that goes due east to Malanje.
The civil war
left the railway
non-functional, but a Chinese firm has taken up a contract to
rebuild many Angolan railways, including the Luanda Railway which
has almost been completed (Oct. 2009.
airport of Luanda is Quatro de Fevereiro Airport, which acts as the largest in the country.
Currently, Luanda has a major International Airport
construction in the southern part of the city, which is expected to
be opened in 2011.
of Luanda is currently serves as the largest port of Angola, and
connects Angola to the rest of the world.
of this port is also taking place, with
the completion of a new complex just last year, the port is
Luanda's roads are currently in a poor state of repair, but are
currently undergoing a massive reconstruction process by the
government in order to relieve traffic
congestion in the city. Major road repairs can be found taking
place in nearly every neighborhood, including a major 6-lane
connected Luanda to Viana
, which is nearing partial completion in October.
Many of the citizens of Luanda rely on privately owned combi taxis
for transport, although recently the city has invested more into a
public bus system.
Angola, which is forecast to be one of the world's fastest growing economies
, has been undergoing a
massive national reconstruction. The central government allocates
funds to all regions of the country, but the capital region
receives the bulk of these funds. Since the end of the Angolan Civil War
has been widespread in the country, and major reconstruction has
been ongoing since 2002.
Major reconstruction in Luanda has been in nearly all aspects of
society. Major road rehabilitation, including road widening,
application of asphalt, and re-routing efforts are all currently

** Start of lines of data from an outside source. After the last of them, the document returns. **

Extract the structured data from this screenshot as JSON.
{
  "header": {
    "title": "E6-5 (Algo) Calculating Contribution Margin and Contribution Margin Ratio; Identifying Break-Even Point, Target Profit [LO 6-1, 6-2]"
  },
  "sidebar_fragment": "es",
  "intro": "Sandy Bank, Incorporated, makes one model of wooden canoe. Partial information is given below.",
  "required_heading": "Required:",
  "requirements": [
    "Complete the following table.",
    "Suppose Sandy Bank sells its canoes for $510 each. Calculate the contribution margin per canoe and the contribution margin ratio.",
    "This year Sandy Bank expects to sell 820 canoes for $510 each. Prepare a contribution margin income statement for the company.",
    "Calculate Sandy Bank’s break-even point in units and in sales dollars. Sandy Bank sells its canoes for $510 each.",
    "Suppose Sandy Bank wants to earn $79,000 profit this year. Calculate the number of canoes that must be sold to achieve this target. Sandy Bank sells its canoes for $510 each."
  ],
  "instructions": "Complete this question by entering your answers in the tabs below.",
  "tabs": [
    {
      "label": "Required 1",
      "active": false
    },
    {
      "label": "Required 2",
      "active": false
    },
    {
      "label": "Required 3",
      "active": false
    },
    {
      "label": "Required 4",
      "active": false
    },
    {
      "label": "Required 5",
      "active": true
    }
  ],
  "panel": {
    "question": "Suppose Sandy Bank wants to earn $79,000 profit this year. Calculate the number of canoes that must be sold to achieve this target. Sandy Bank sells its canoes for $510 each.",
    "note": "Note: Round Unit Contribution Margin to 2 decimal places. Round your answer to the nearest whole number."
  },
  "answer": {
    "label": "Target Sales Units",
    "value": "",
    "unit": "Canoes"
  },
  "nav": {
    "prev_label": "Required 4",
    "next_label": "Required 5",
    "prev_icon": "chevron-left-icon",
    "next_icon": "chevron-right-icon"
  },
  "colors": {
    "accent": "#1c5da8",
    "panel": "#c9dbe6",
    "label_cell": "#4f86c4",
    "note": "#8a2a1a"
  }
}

being done throughout Luanda. The Brazilian construction firm Odebrechet, are currently
constructing two six-lane highways. One highway will
provide speedy access to Cacuaco, Viana, Samba, and the Kilamba
Kiaxi district of Luanda to the new airport of Luanda.
The other highway
will connect the city center
of Luanda to Viana
, and is expected to be completed by the end of
Major social housing
is also being
constructed to house those who currently reside in slums, which
dominate the landscape of Luanda. A large Chinese firm has been
given a contract to construct the majority of replacement housing
in Luanda. The Angolan minister of health recently stated poverty
in Angola will be overcome by an increase in jobs and the housing
of every citizen.
- Hugo Ferreira, lead singer of the
band Tantric, was born and lived very
briefly in Luanda.
- Kabongo, artist, prolific production of
oil paintings depicting contemporary scenes (e.g. markets).